¶9 Finally, in Biddy, the defendant was twice advised on December 15, 1970, of her rights. The second time, she invoked her right to counsel. Questioning ceased, and she conferred with an attorney. On December 27th, defendant was asked by an investigator, "Do you understand your rights?" She indicated that she understood them, and subsequently made inculpatory statements in the officers' presence. The court stated:

The question is whether the full Miranda warnings were required on December 27 and 28, even though in response to the police question petitioner expressly stated that she remembered her rights as previously explained to her. We think not. . . .

We think that a further delineation on December 27 of petitioner's rights, which she stated that she understood from prior explanations, would have been needlessly repetitious. The district court was not clearly erroneous in finding that Mrs. Biddy fully understood her rights at the time she made the statement to her husband with the detectives present.

Biddy v. Diamond, 516 F.2d at 122.

¶10 We find no error in the failure to suppress due to the absence of full Miranda warnings prior to the second interview, in light of the appellant's statement that he recalled the rights as previously given him.

¶11 Appellant's further argument that the record is insufficient to show a waiver of his Miranda rights is not well taken. The law does not require an explicit statement of waiver in order to support a finding of waiver. Browning v. State, 648 P.2d 1261 (Okl.Cr. 1982). There was sufficient evidence to show that appellant was validly advised of his rights, and that he knowingly and intelligently waived them.

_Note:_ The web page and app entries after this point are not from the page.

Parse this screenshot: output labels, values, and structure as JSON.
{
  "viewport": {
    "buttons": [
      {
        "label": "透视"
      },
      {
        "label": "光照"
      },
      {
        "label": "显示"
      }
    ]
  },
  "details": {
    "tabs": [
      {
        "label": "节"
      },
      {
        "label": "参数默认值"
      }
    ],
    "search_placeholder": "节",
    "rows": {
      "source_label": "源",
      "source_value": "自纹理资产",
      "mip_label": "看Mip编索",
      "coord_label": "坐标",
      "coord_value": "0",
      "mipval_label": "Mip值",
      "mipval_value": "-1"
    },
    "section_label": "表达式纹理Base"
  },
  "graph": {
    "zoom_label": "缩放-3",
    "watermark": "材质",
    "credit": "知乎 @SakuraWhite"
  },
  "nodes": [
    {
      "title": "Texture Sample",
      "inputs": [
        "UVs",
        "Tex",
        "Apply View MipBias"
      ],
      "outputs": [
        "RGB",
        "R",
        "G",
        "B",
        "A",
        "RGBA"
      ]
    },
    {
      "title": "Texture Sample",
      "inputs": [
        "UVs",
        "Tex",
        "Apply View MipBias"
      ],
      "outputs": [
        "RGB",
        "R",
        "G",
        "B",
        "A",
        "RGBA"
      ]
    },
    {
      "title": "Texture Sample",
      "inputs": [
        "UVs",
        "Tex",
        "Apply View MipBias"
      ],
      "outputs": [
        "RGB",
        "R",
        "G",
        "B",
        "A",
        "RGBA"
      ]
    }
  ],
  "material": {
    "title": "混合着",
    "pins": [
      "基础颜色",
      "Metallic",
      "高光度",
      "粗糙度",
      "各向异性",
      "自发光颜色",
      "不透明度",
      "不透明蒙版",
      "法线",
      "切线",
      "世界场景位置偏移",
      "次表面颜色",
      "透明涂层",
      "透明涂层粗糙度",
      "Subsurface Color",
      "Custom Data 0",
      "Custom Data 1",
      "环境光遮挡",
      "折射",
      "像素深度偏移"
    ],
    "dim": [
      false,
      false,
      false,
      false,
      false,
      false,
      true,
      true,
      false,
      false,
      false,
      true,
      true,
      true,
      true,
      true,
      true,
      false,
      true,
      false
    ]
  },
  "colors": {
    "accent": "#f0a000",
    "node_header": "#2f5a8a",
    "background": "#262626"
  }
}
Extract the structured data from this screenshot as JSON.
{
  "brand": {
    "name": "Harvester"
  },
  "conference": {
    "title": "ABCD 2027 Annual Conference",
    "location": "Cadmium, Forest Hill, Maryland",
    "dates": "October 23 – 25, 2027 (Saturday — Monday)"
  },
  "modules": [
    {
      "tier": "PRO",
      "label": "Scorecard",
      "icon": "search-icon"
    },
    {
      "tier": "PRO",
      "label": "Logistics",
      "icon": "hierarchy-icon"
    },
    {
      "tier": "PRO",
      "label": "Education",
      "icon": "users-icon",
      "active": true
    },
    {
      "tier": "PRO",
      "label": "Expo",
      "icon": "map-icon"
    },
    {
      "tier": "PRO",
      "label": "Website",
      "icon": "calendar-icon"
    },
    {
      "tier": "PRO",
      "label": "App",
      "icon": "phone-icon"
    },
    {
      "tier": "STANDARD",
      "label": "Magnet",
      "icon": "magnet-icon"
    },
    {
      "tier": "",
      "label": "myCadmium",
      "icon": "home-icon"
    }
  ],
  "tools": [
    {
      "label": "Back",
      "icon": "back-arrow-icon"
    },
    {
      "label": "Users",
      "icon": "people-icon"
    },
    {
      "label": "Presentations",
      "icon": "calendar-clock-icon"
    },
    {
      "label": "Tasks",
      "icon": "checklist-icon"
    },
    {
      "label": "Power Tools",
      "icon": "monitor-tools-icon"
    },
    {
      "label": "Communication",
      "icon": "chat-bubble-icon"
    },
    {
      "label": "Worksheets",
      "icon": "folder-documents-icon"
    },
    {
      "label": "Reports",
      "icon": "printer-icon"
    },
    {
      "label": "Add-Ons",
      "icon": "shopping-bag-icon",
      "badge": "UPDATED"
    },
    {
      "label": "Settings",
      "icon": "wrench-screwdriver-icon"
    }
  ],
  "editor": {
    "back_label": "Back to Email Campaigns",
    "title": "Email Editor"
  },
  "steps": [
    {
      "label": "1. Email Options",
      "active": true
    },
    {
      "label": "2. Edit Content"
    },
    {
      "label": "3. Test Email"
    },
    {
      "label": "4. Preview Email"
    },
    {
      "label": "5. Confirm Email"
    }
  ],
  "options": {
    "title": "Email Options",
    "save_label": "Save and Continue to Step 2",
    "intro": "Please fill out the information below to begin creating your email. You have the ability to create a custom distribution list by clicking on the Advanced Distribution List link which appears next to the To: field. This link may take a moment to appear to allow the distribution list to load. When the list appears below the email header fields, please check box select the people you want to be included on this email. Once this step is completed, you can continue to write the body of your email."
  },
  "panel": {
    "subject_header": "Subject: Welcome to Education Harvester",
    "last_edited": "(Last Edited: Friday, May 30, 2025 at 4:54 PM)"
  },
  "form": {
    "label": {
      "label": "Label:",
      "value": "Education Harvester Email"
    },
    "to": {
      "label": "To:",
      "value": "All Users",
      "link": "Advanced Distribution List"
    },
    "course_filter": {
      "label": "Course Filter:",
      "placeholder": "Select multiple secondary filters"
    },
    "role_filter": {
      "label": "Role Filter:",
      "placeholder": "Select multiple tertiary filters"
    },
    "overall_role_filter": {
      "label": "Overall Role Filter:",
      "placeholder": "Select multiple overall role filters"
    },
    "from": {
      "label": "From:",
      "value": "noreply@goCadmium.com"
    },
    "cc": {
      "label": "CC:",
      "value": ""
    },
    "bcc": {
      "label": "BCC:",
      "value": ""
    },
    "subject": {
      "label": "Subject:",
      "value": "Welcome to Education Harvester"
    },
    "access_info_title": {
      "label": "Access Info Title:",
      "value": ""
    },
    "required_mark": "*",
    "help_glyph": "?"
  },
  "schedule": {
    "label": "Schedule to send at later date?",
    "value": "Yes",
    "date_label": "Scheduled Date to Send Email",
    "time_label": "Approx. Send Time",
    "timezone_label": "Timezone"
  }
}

[675 P.2d 472]

¶12 Finally, appellant contends that the statements are inadmissible due to the officers' failure to advise appellant that his statements could constitute proof of murder in the first degree. He insists that the defendant must be apprised of the nature of the crime under investigation. However, the record reflects that the officer's inquiries related to the homicide of Bobby Gene Lykins. Moreover, the police are not required to advise an accused of the exact charges to be filed against him, nor all material facts known to them. It is sufficient that the accused is advised of the nature of the questioning and of his rights as required by Miranda v. Arizona. Hardin v. State, 649 P.2d 799 (Okl.Cr. 1982).

¶13 The judgment and sentence is AFFIRMED.

BUSSEY, P.J., concurs.

BRETT, J., concurs in results.